The Gazette editorial team’s selection of ELT news from around the world
Britain’s new ambassador to Spain, former TEFLer Hugh Elliott, arrived in the country at the end of August and received his credentials in September.
A former director of communications in the UK’s Department for Exiting the European Union, Elliott first came to Spain as an English teacher at the University of Salamanca, where he met his Spanish wife, Toñi (also an English teacher at the time) before joining the Diplomatic Service in 1989. His first diplomatic posting overseas was in the Madrid embassy in the 1990s, his two children were born in Madrid and he is a fluent Spanish speaker.
Many university admissions and high school officials find Japan’s new “four skills” English exams “problematic”, according to a survey in September by Asahi Shimbun newspaper and the Kawaijuku cram school chain. Some 683 universities and nearly a thousand high schools responded.
Around 65 per cent of university officials and a slightly bigger proportion of high school officials described the new tests as “problematic.” A common criticism was that the new exam is weighted too much towards listening and reading.

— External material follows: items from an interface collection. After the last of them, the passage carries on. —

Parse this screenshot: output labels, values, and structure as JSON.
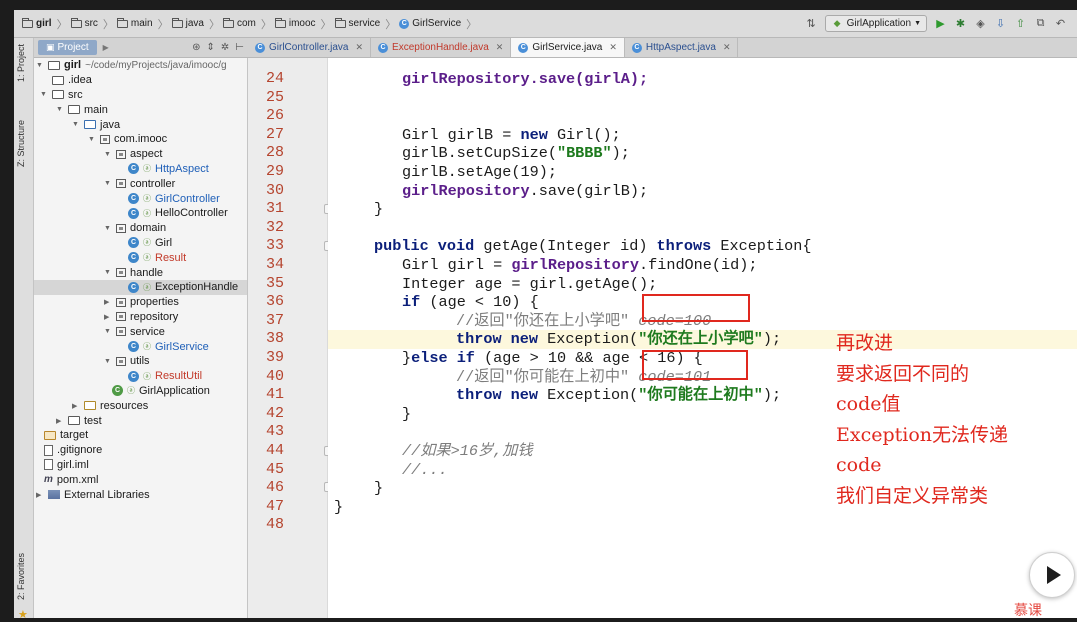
{
  "breadcrumb": [
    "girl",
    "src",
    "main",
    "java",
    "com",
    "imooc",
    "service",
    "GirlService"
  ],
  "run_config": "GirlApplication",
  "project_panel": {
    "tab_label": "Project"
  },
  "side_tabs": {
    "project": "1: Project",
    "structure": "Z: Structure",
    "favorites": "2: Favorites"
  },
  "editor_tabs": [
    {
      "label": "GirlController.java",
      "state": "normal"
    },
    {
      "label": "ExceptionHandle.java",
      "state": "error"
    },
    {
      "label": "GirlService.java",
      "state": "active"
    },
    {
      "label": "HttpAspect.java",
      "state": "normal"
    }
  ],
  "tree": {
    "root_name": "girl",
    "root_path": "~/code/myProjects/java/imooc/g",
    "items": [
      {
        "label": ".idea"
      },
      {
        "label": "src"
      },
      {
        "label": "main"
      },
      {
        "label": "java"
      },
      {
        "label": "com.imooc"
      },
      {
        "label": "aspect"
      },
      {
        "label": "HttpAspect"
      },
      {
        "label": "controller"
      },
      {
        "label": "GirlController"
      },
      {
        "label": "HelloController"
      },
      {
        "label": "domain"
      },
      {
        "label": "Girl"
      },
      {
        "label": "Result"
      },
      {
        "label": "handle"
      },
      {
        "label": "ExceptionHandle"
      },
      {
        "label": "properties"
      },
      {
        "label": "repository"
      },
      {
        "label": "service"
      },
      {
        "label": "GirlService"
      },
      {
        "label": "utils"
      },
      {
        "label": "ResultUtil"
      },
      {
        "label": "GirlApplication"
      },
      {
        "label": "resources"
      },
      {
        "label": "test"
      },
      {
        "label": "target"
      },
      {
        "label": ".gitignore"
      },
      {
        "label": "girl.iml"
      },
      {
        "label": "pom.xml"
      },
      {
        "label": "External Libraries"
      }
    ]
  },
  "code": {
    "line_numbers": [
      "24",
      "25",
      "26",
      "27",
      "28",
      "29",
      "30",
      "31",
      "32",
      "33",
      "34",
      "35",
      "36",
      "37",
      "38",
      "39",
      "40",
      "41",
      "42",
      "43",
      "44",
      "45",
      "46",
      "47",
      "48"
    ],
    "l24": "girlRepository.save(girlA);",
    "l27a": "Girl girlB = ",
    "l27b": "new",
    "l27c": " Girl();",
    "l28a": "girlB.setCupSize(",
    "l28b": "\"BBBB\"",
    "l28c": ");",
    "l29": "girlB.setAge(19);",
    "l30a": "girlRepository",
    "l30b": ".save(girlB);",
    "l31": "}",
    "l33a": "public void",
    "l33b": " getAge(Integer id) ",
    "l33c": "throws",
    "l33d": " Exception{",
    "l34a": "Girl girl = ",
    "l34b": "girlRepository",
    "l34c": ".findOne(id);",
    "l35": "Integer age = girl.getAge();",
    "l36a": "if",
    "l36b": " (age < 10) {",
    "l37a": "//返回\"你还在上小学吧\" ",
    "l37b": "code=100",
    "l38a": "throw new",
    "l38b": " Exception(",
    "l38c": "\"你还在上小学吧\"",
    "l38d": ");",
    "l39a": "}",
    "l39b": "else if",
    "l39c": " (age > 10 && age < 16) {",
    "l40a": "//返回\"你可能在上初中\" ",
    "l40b": "code=101",
    "l41a": "throw new",
    "l41b": " Exception(",
    "l41c": "\"你可能在上初中\"",
    "l41d": ");",
    "l42": "}",
    "l44": "//如果>16岁,加钱",
    "l45": "//...",
    "l46": "}",
    "l47": "}"
  },
  "annotation": [
    "再改进",
    "要求返回不同的",
    "code值",
    "Exception无法传递",
    "code",
    "我们自定义异常类"
  ],
  "watermark": "慕课"
}
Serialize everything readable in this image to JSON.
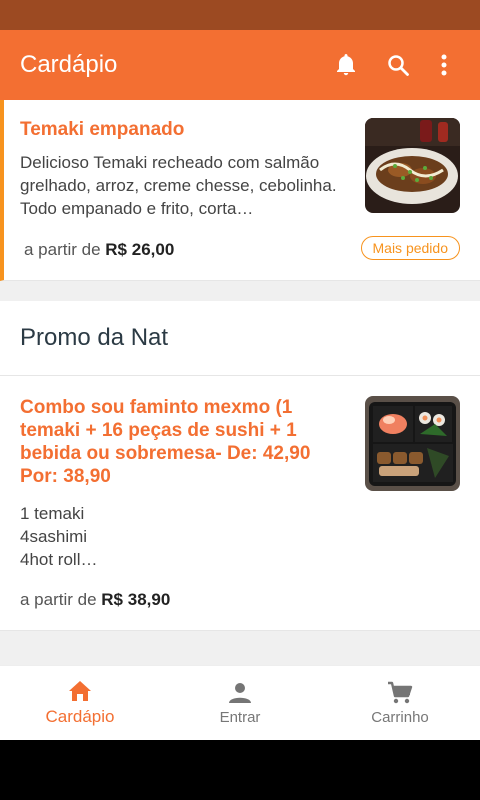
{
  "appbar": {
    "title": "Cardápio"
  },
  "colors": {
    "primary": "#f36f32",
    "accent": "#f7931e",
    "statusbar": "#9c4a22"
  },
  "items": [
    {
      "name": "Temaki empanado",
      "description": "Delicioso Temaki recheado com salmão grelhado, arroz, creme chesse, cebolinha. Todo empanado e frito, corta…",
      "price_prefix": "a partir de",
      "price": "R$ 26,00",
      "badge": "Mais pedido",
      "image_icon": "temaki-food-photo"
    }
  ],
  "section": {
    "title": "Promo da Nat"
  },
  "promo_items": [
    {
      "name": "Combo sou faminto mexmo (1 temaki + 16 peças de sushi + 1 bebida ou sobremesa- De: 42,90 Por: 38,90",
      "description_lines": [
        "1 temaki",
        "4sashimi",
        "4hot roll…"
      ],
      "price_prefix": "a partir de",
      "price": "R$ 38,90",
      "image_icon": "sushi-combo-photo"
    }
  ],
  "bottom_nav": [
    {
      "label": "Cardápio",
      "icon": "home-icon",
      "active": true
    },
    {
      "label": "Entrar",
      "icon": "person-icon",
      "active": false
    },
    {
      "label": "Carrinho",
      "icon": "cart-icon",
      "active": false
    }
  ]
}
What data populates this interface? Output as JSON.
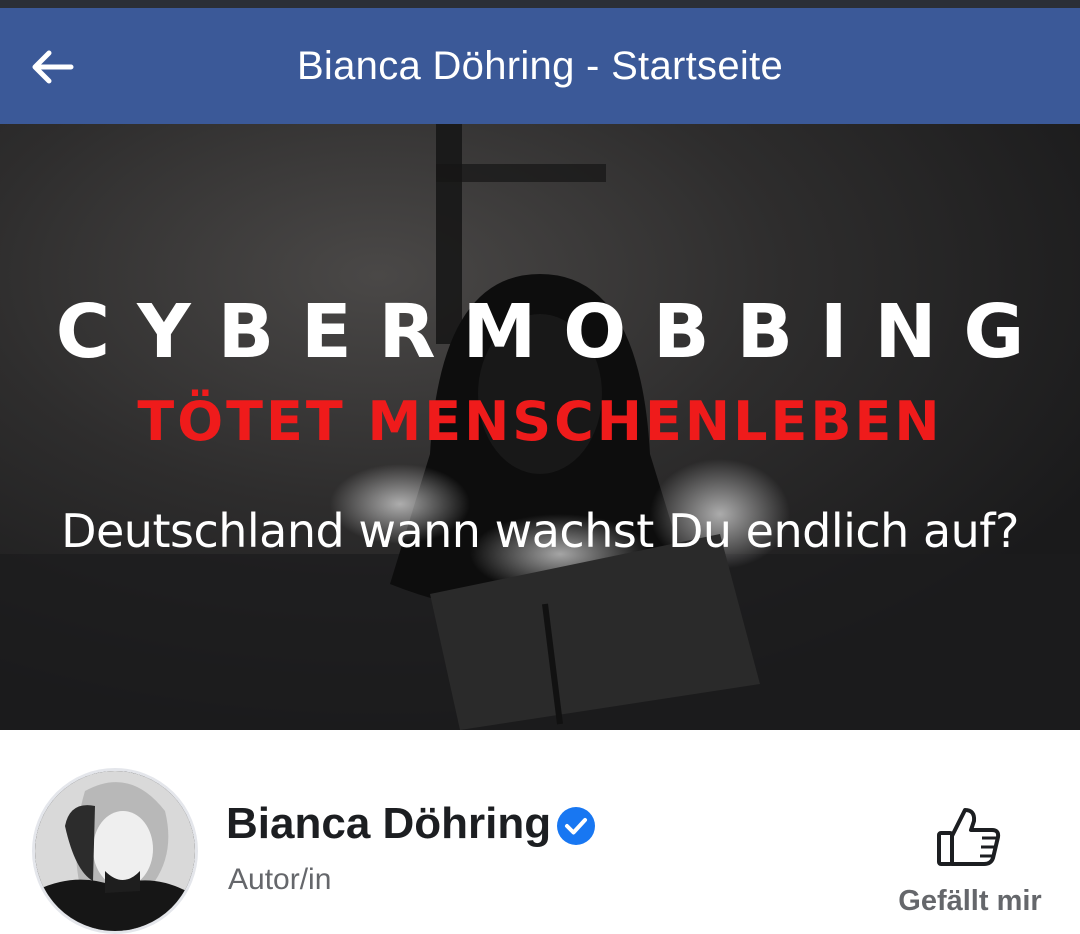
{
  "header": {
    "title": "Bianca Döhring - Startseite",
    "back_icon": "arrow-left-icon",
    "background_color": "#3b5998"
  },
  "cover": {
    "headline": "CYBERMOBBING",
    "subheadline": "TÖTET MENSCHENLEBEN",
    "question": "Deutschland wann wachst Du endlich auf?",
    "headline_color": "#ffffff",
    "subheadline_color": "#ef1b1b"
  },
  "profile": {
    "name": "Bianca Döhring",
    "verified_icon": "verified-badge-icon",
    "verified_color": "#1877f2",
    "category": "Autor/in",
    "like_icon": "thumbs-up-icon",
    "like_label": "Gefällt mir"
  }
}
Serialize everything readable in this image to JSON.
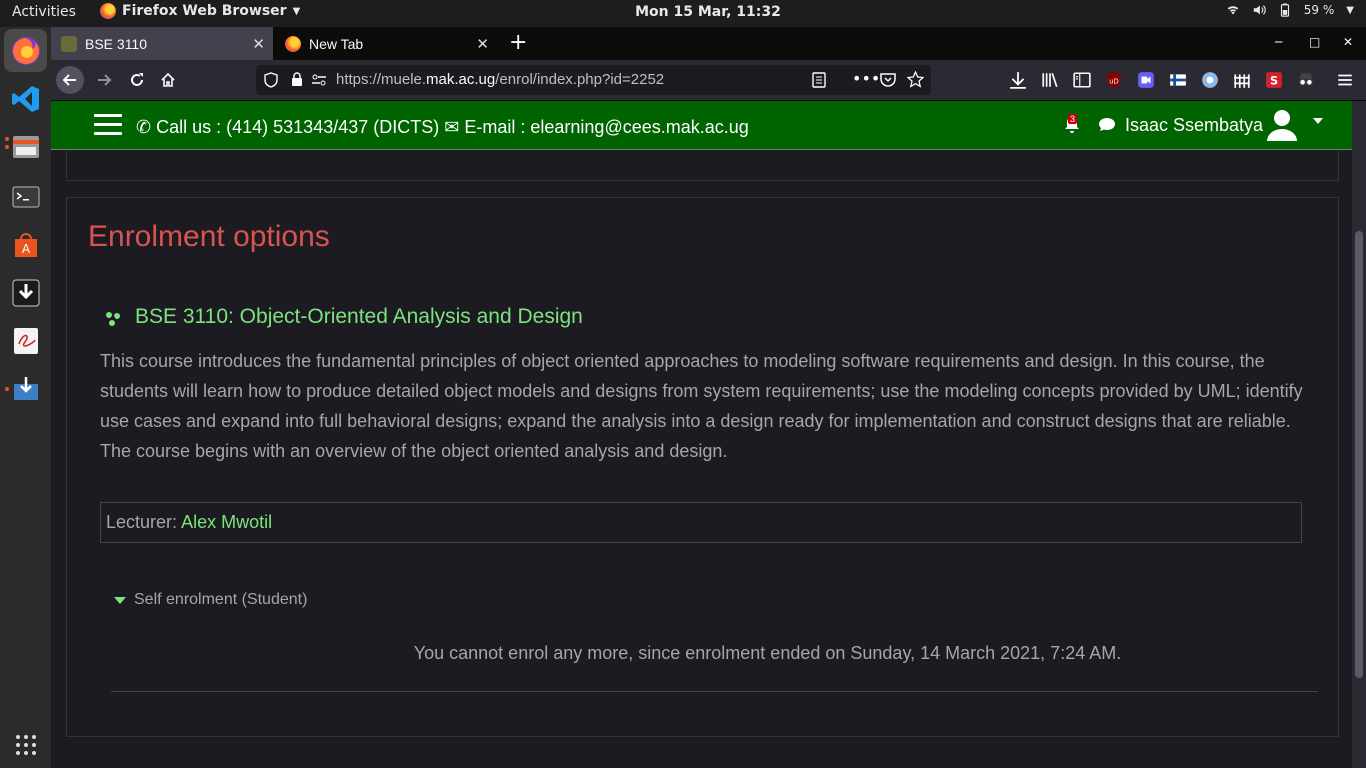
{
  "system": {
    "activities": "Activities",
    "app_name": "Firefox Web Browser",
    "clock": "Mon 15 Mar, 11:32",
    "battery": "59 %"
  },
  "browser": {
    "tabs": [
      {
        "label": "BSE 3110",
        "active": true
      },
      {
        "label": "New Tab",
        "active": false
      }
    ],
    "url_prefix": "https://muele.",
    "url_domain": "mak.ac.ug",
    "url_path": "/enrol/index.php?id=2252"
  },
  "site": {
    "call_text": "Call us : (414) 531343/437 (DICTS)",
    "email_text": "E-mail : elearning@cees.mak.ac.ug",
    "notifications_count": "3",
    "user_name": "Isaac Ssembatya",
    "nav_color": "#006400"
  },
  "page": {
    "title": "Enrolment options",
    "course_name": "BSE 3110: Object-Oriented Analysis and Design",
    "summary": "This course introduces the fundamental principles of object oriented approaches to modeling  software requirements and design. In this course, the students will learn how to produce detailed object models and designs from system requirements; use the modeling concepts provided by UML; identify use cases and expand into full behavioral designs; expand the analysis into a design ready for implementation and construct designs that are reliable. The course begins with an overview of the object oriented analysis and design.",
    "lecturer_label": "Lecturer:",
    "lecturer_name": "Alex Mwotil",
    "enrol_method": "Self enrolment (Student)",
    "enrol_message": "You cannot enrol any more, since enrolment ended on Sunday, 14 March 2021, 7:24 AM."
  }
}
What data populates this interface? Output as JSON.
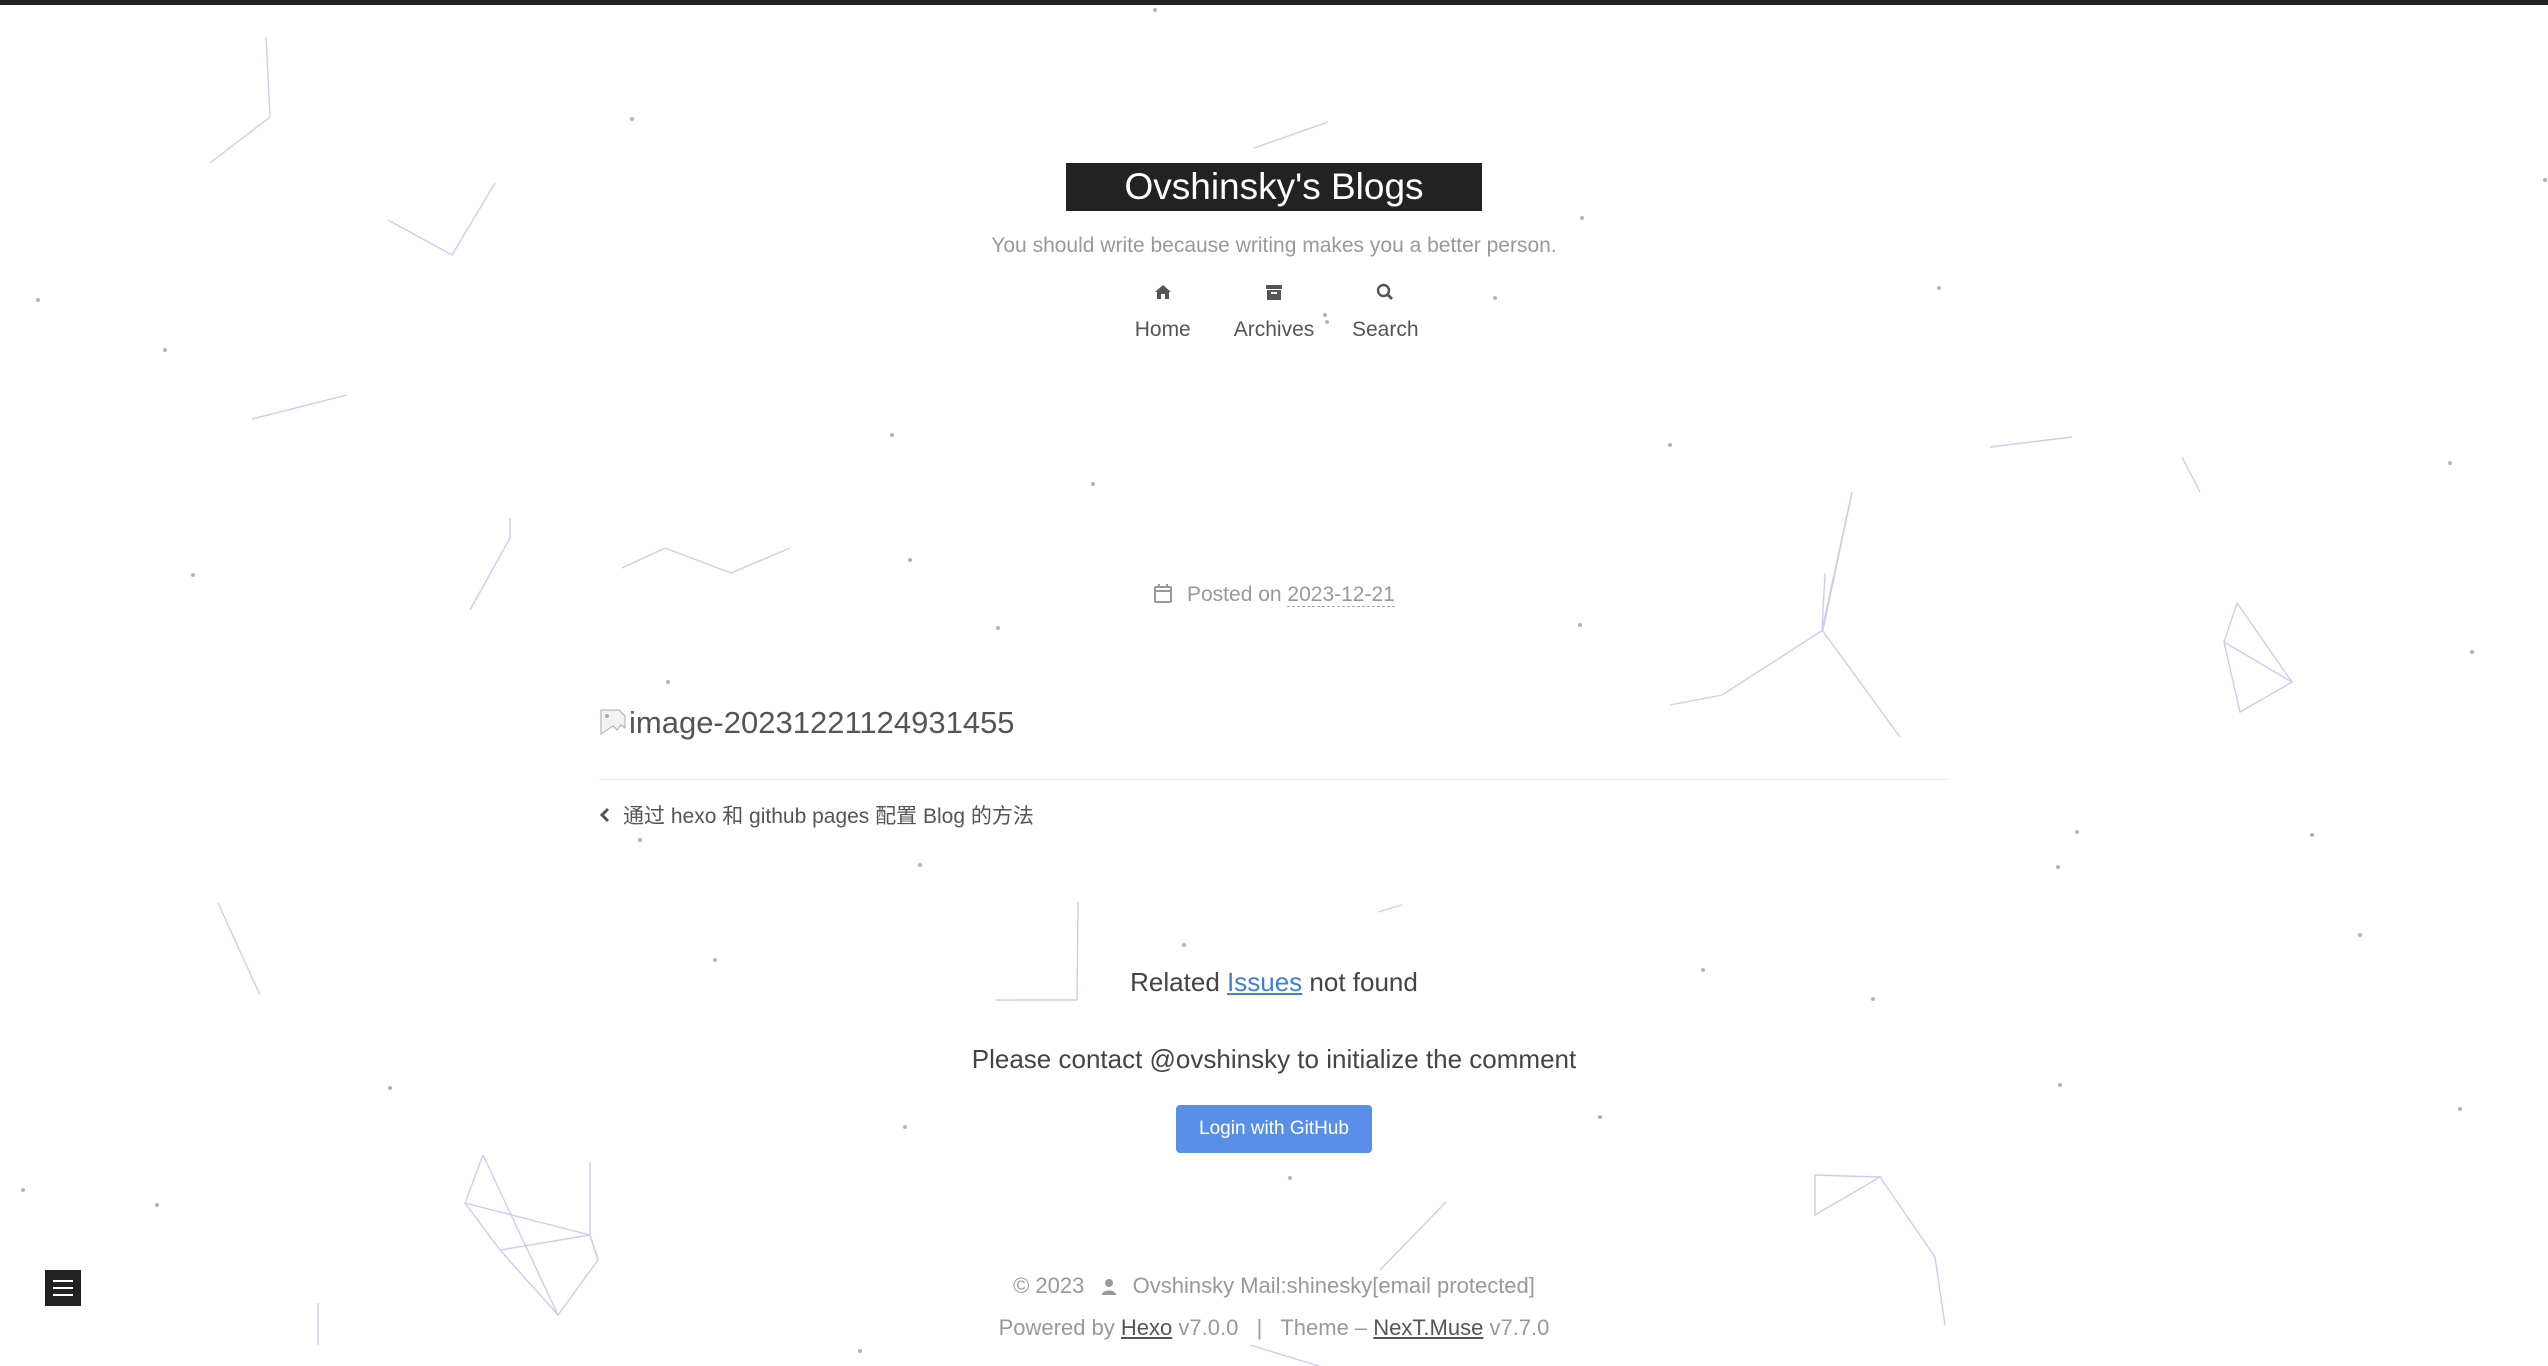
{
  "site": {
    "title": "Ovshinsky's Blogs",
    "subtitle": "You should write because writing makes you a better person."
  },
  "menu": [
    {
      "label": "Home",
      "icon": "home-icon"
    },
    {
      "label": "Archives",
      "icon": "archive-icon"
    },
    {
      "label": "Search",
      "icon": "search-icon"
    }
  ],
  "post": {
    "posted_on_label": "Posted on",
    "date": "2023-12-21",
    "image_alt": "image-20231221124931455",
    "prev_post_title": "通过 hexo 和 github pages 配置 Blog 的方法"
  },
  "comments": {
    "related_prefix": "Related",
    "issues_link": "Issues",
    "related_suffix": "not found",
    "contact_text": "Please contact @ovshinsky to initialize the comment",
    "login_button": "Login with GitHub"
  },
  "footer": {
    "copyright": "© 2023",
    "author": "Ovshinsky Mail:shinesky[email protected]",
    "powered_by": "Powered by",
    "hexo_link": "Hexo",
    "hexo_version": "v7.0.0",
    "separator": "|",
    "theme_label": "Theme –",
    "theme_link": "NexT.Muse",
    "theme_version": "v7.7.0"
  },
  "colors": {
    "brand_bg": "#222222",
    "link": "#3f7fd7",
    "button": "#5a8fe8",
    "particles": "#b4b4f0"
  }
}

Asahi Shimbun reports that the National Association of Secondary School Principals recently asked the Ministry of Education to postpone the exams, due to be introduced from the next academic year, starting in April 2020. A demonstration was held outside the Ministry of Education building by opponents of the new exams system, calling for it to be scrapped.
Indian states Karnataka and Maharashtra are to introduce English as the medium of instruction in schools for “tribal people”. The country’s estimated 84 million tribal people are indigenous ethnic minority groups, often living on the fringes of society. India’s constitution recognises around 650 “Scheduled Tribes,” who have protected status.
Around 50 of the 502 ashram shalas (rural ‘tribal schools’) in the northern state of Maharashtra begin switching from teaching in the Marathi language to Englishmedium in the current academic year, with teachers recruited from “reputed” private schools to teach maths and science in English.
Meanwhile, in the southern state of Karnataka, teaching in English-medium “from a young age” has started in tribal schools for the Betta Kurubus, Yaravans and Soligas peoples, for whom the state’s Kannada language “is as alien to them as English,” according to agency UNI.
Native speaker students are acting as “unpaid tutors” at Australian Universities, podcaster and author Meshal Laurie has claimed. Lauries, currently on a Masters in Media course at an unnamed university, described in an article how she and fellow native English speaker students “teach five weeks of post-graduate level film-making to five Chinese students in three hours.”
According to Ms Laurie, university courses “overloaded with fee-paying” non-native speakers, use assessed group work to pressure native-speaker students to explain the tasks and content to the “internationals”. The native English speakers help the mostly Chinese students to pass, so that their group can perform well in assessments. Sympathetic to her fellow Chinese students, Laurie asks Australia’s universities, “don’t we owe them some support when they get here?”
EL Gazette sources confirm that in at least one UK university, native speakers also find themselves acting as unpaid tutors in “collaborative” group work for which group marks are awarded.
Home Secretary Priti Patel announced in September provisional details of a post Brexit “points-based” immigration system favouring those proficient in English.
According to The Telegraph newspaper, other criteria include good educational qualifications, having an ‘in-demand’ occupation and a willingness to work in particular areas of the UK.
The points-based system will apply to EU nationals as of 31 December 2020, while EU nationals newly arrived in the UK after 31 October 2019 (the planned date for the UK’s exit from the EU) would be able to apply for a temporary two-year “leave to remain.”
Two South African English teachers in Vietnam have vanished without a trace in unrelated incidents. Gift Givers, South Africa’s biggest disaster relief NGO, believes the two “fit and healthy” young men, both due to return home, were kidnapped for their organs. A nationwide organ-harvesting ring was broken up by Vietnamese police earlier this year.
John Bothma and Mushfiq Daniels went missing, Bothma in May and Mushfiq in July, after settling into teaching jobs in the Socialist Republic. Bothma went missing after checking into a Saigon hotel.
Daniels had been teaching at a high school in Ho Chi Minh City’s Phu Nuan district for almost a year before his disappearance. His family flew to Vietnam, where they heard reports of him being seen praying in one of the city’s mosques. Nothing has been heard of them since late July.
The US state of Maine was faced with a sudden surge in Francophone Africans – mostly asylum-seekers – in need of English Language Learner (ELL) services at the start of the school year. The city of Portland had over 80 new ELL enrolments, and organised an ELL summer school. Maine residents of French heritage have flocked to help the newcomers, the Portland Press Gazette reports.
In the nineteenth century, many French Canadians settled in Maine, where there was a vibrant Francophone community, with French mass held in many of Maine’s churches until the 1970s. Maine’s Francophone community has since dwindled to a quarter of what it was 40 years ago. Now Francophone communities, like the one around the Franco-American Heritage Centre in Lewiston, are being reinvigorated by the arrival of French-speaking West Africans.